If the name Leif Edling doesn’t mean anything to you, then you’re woefully unfamiliar with one of the greatest riffsmiths of this generation. As the bassist and chief songwriter of the legendary Candlemass, Edling shepherded the still-nascent scene of doom metal into a new and epic direction starting in 1986 and continuing into the present day. But now that Candlemass won’t be releasing any new material after last year’s phenomenal capstone Psalms For The Dead, Edling has had to find something new to occupy his creative talents with. Enter Avatarium, a new doom group with Edling at the helm and featuring many musicians he’s worked with in the past, as well as the brand new and relatively unknown lead vocalist Jennie-Ann Smith. How much of a departure from the sounds of Candlemass will Avatarium be? Will they please both doom elders and new fans alike? And will Jennie-Ann Smith ever start returning my calls?
Right off the bat with the lead single “Moonhorse,” it’s easy to tell that Avatarium is a very different beast from the classic sound of Candlemass. The beefy walls of guitar riffage are still there, as are the rapturous keys and the drums that thunder like the hammers of Hephaestus, but Smith’s mezzo-soprano croon adds an entirely new dimension to the standard formula. Her voice interplays with the lighter elements of the sound brilliantly, and the breaks in the wall of doom sound like sunbeams piercing through heavy stormclouds. This element alone makes Avatarium worth listening to, and the fact that the songs are catchy and memorable certainly helps too.
If I had to pick out one issue that could be viewed as a negative, it’s that some of the songs feel as though they were jigsawed together. Lighter passages give way to heavier ones without any sort of telegraphed lead-in, so the songs can feel disjointed and stilted in places, but this is an element that even the earliest classics of Candlemass’ repertoire had in abundance. And once you’ve become more familiar with the structure of the record after the second or third listen, you can start to see how everything does, in fact, fall into place. It takes a few listens to appreciate Avatarium, but it’s definitely worth those few listens.

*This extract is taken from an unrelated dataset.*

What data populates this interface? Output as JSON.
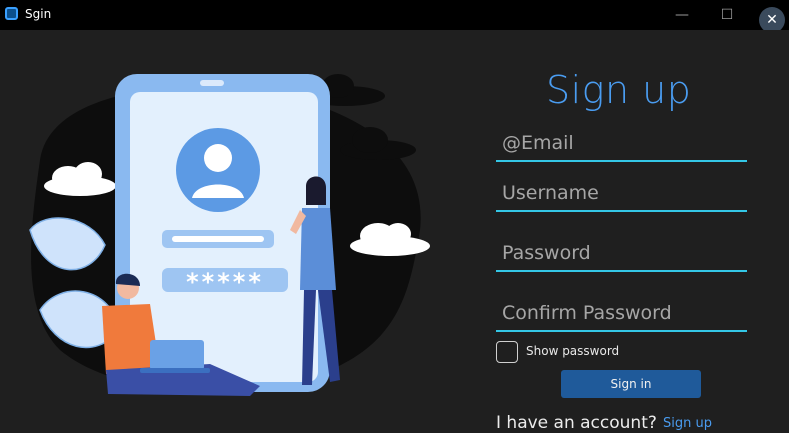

This is similar enough to classic Candlemass for the seasoned acolyte of Epicus Doomicus Metallicus to find something enjoyable. At the same time, it has a level of accessibility that most doom metal can’t help to reach. Smith’s airy vocals and occasional digressions into lighter instrumentation do an excellent job of balancing out the heavier moments, and while their inclusion is unusual, it’s far from unwelcome. Given everything we’ve heard from Candlemass over their career, it feels almost refreshing. So Leif Edling may not be doing what he does best here with Avatarium, but whatever he’s doing is being done exceptionally well.